When clothing brands began cancelling orders and delaying payments to their factories in response to the halted sales and store shutdowns during the Covid pandemic, the impact of these lost payments was felt hardest by garment workers whose hands sewed the clothes. If factory owners failed to receive timely—and, in some cases, ANY—payments from big brands, wages to garment workers were delayed or withheld as well.
Brands could look the other way and delay paying for orders because contractual agreements often tipped in their favor. These contractual cushions, however, kept workers who were already struggling to pay for their basic needs to be left without the wages they desperately relied upon to survive.
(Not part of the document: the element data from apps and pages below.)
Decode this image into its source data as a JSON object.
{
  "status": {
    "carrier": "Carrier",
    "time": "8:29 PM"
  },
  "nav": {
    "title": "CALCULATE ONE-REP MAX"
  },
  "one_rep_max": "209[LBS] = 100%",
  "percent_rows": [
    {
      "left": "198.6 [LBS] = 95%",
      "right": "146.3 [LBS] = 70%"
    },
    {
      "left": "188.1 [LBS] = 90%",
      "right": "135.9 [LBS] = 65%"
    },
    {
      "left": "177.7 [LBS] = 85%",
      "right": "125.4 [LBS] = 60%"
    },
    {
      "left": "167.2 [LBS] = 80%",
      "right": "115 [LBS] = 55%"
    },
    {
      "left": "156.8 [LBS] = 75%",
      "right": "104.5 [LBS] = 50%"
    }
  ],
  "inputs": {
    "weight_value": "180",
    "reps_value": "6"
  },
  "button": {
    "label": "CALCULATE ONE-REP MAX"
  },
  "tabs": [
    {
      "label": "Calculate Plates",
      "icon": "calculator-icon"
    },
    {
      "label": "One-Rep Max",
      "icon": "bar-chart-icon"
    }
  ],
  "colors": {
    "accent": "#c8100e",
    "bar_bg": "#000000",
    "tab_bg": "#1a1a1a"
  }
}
In countries throughout Asia, wages for garment work typically equates to the country’s minimum wage. Yet, minimum wages are often barely enough to stay alive; there is a huge gap between a mandated ‘minimum wage’ and what many human rights organizations define as a ‘living wage.
Remake shares an in-depth look at how much garment makers are earning in Asian countries and why it’s vital that the industry follows PayUp Fashion’s roadmap.